Scotland will have more tax-raising powers, more control over welfare spending and the structure of its welfare system and the Scottish Parliament will gain more control over the organisation of elections, which opens the possibility of 16 and 17-year-olds getting the vote. But none of these is the most significant detail.
On p26, paragraph 95 (5) of the report is the sub-heading “Borrowing Powers”. The report states that: “Scotland’s fiscal framework should provide sufficient, additional borrowing powers to ensure budgetary stability and provide safeguards to smooth Scottish public spending in the event of economic shocks.
“The Scottish Government should also have sufficient borrowing powers to support capital investment, consistent with a sustainable overall UK fiscal framework.”

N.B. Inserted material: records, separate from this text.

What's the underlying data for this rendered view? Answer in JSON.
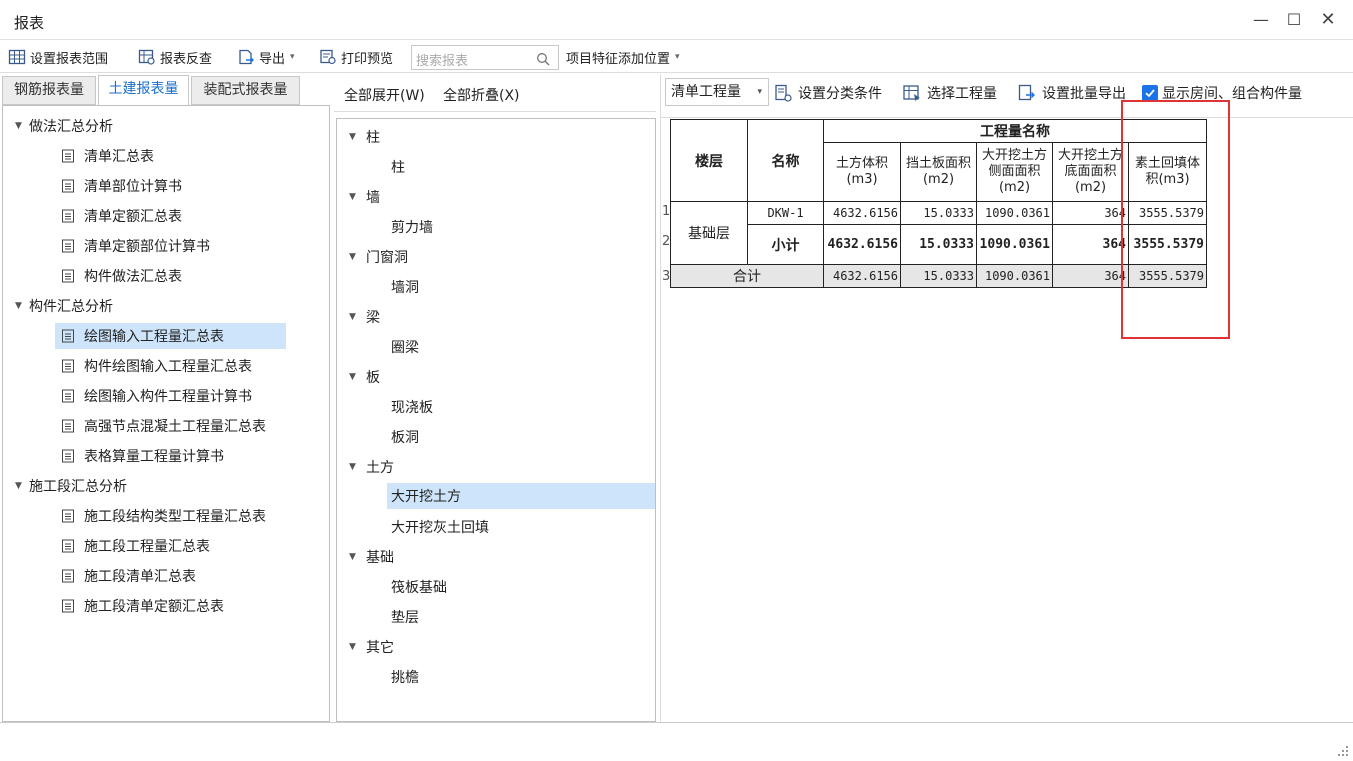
{
  "window": {
    "title": "报表"
  },
  "toolbar": {
    "set_range": "设置报表范围",
    "report_check": "报表反查",
    "export": "导出",
    "print_preview": "打印预览",
    "search_placeholder": "搜索报表",
    "item_feature_pos": "项目特征添加位置"
  },
  "left": {
    "tabs": [
      {
        "label": "钢筋报表量"
      },
      {
        "label": "土建报表量"
      },
      {
        "label": "装配式报表量"
      }
    ],
    "groups": [
      {
        "label": "做法汇总分析",
        "items": [
          "清单汇总表",
          "清单部位计算书",
          "清单定额汇总表",
          "清单定额部位计算书",
          "构件做法汇总表"
        ]
      },
      {
        "label": "构件汇总分析",
        "items": [
          "绘图输入工程量汇总表",
          "构件绘图输入工程量汇总表",
          "绘图输入构件工程量计算书",
          "高强节点混凝土工程量汇总表",
          "表格算量工程量计算书"
        ]
      },
      {
        "label": "施工段汇总分析",
        "items": [
          "施工段结构类型工程量汇总表",
          "施工段工程量汇总表",
          "施工段清单汇总表",
          "施工段清单定额汇总表"
        ]
      }
    ]
  },
  "middle": {
    "expand_all": "全部展开(W)",
    "collapse_all": "全部折叠(X)",
    "groups": [
      {
        "label": "柱",
        "items": [
          "柱"
        ]
      },
      {
        "label": "墙",
        "items": [
          "剪力墙"
        ]
      },
      {
        "label": "门窗洞",
        "items": [
          "墙洞"
        ]
      },
      {
        "label": "梁",
        "items": [
          "圈梁"
        ]
      },
      {
        "label": "板",
        "items": [
          "现浇板",
          "板洞"
        ]
      },
      {
        "label": "土方",
        "items": [
          "大开挖土方",
          "大开挖灰土回填"
        ]
      },
      {
        "label": "基础",
        "items": [
          "筏板基础",
          "垫层"
        ]
      },
      {
        "label": "其它",
        "items": [
          "挑檐"
        ]
      }
    ]
  },
  "right": {
    "combo_value": "清单工程量",
    "set_classify": "设置分类条件",
    "select_qty": "选择工程量",
    "set_batch_export": "设置批量导出",
    "show_room": "显示房间、组合构件量",
    "table": {
      "col_floor": "楼层",
      "col_name": "名称",
      "group_header": "工程量名称",
      "col1": "土方体积(m3)",
      "col2": "挡土板面积(m2)",
      "col3": "大开挖土方侧面面积(m2)",
      "col4": "大开挖土方底面面积(m2)",
      "col5": "素土回填体积(m3)",
      "row_numbers": [
        "1",
        "2",
        "3"
      ],
      "floor_value": "基础层",
      "row1": {
        "name": "DKW-1",
        "v1": "4632.6156",
        "v2": "15.0333",
        "v3": "1090.0361",
        "v4": "364",
        "v5": "3555.5379"
      },
      "row2": {
        "name": "小计",
        "v1": "4632.6156",
        "v2": "15.0333",
        "v3": "1090.0361",
        "v4": "364",
        "v5": "3555.5379"
      },
      "row3": {
        "name": "合计",
        "v1": "4632.6156",
        "v2": "15.0333",
        "v3": "1090.0361",
        "v4": "364",
        "v5": "3555.5379"
      }
    }
  },
  "colors": {
    "accent": "#1a6fc9",
    "selected_bg": "#cde4fb",
    "highlight": "#e03434"
  }
}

This new borrowing power is fiscally and politically the most significant change that is being suggested today. The details are scant, and a reassurance is given that: “Borrowing powers should be set within an overall Scottish fiscal framework and subject to fiscal rules agreed by the Scottish and UK Governments based on clear economic principles.”

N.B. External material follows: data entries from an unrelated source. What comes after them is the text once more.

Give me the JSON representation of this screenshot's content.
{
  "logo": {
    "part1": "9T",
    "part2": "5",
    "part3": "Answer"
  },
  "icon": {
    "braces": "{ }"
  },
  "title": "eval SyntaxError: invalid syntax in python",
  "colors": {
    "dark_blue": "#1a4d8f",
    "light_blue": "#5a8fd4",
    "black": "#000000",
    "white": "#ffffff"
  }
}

The consequences of this change are potentially enormous. Consider the position of an individual or organisation that, for whatever reason, wants to buy UK government debt and is presented with the option of buying sovereign bonds from either the London government or the Scottish. International investors and institutions will inevitably prefer the more familiar UK debt, meaning that to attract lenders, the Scottish government will have to offer a higher rate of interest to lenders. If these changes are put through and Scotland is given borrowing powers, then its borrowing costs will be higher than those of the London government.
To make sure that the spread between Westminster and Holyrood debt did not widen too far, the Bank of England would have to stand behind the Scottish Parliament’s debt. That assurance could not be given without at least a Westminster parliamentary vote and it is not certain that MPs would vote for monetary union with Scotland while ceding control over borrowing. That arrangement—monetary union without political union—was a central characteristic of the Eurozone catastrophe. Devolving borrowing power to Scotland has the potential to become the most dangerous subject in UK politics.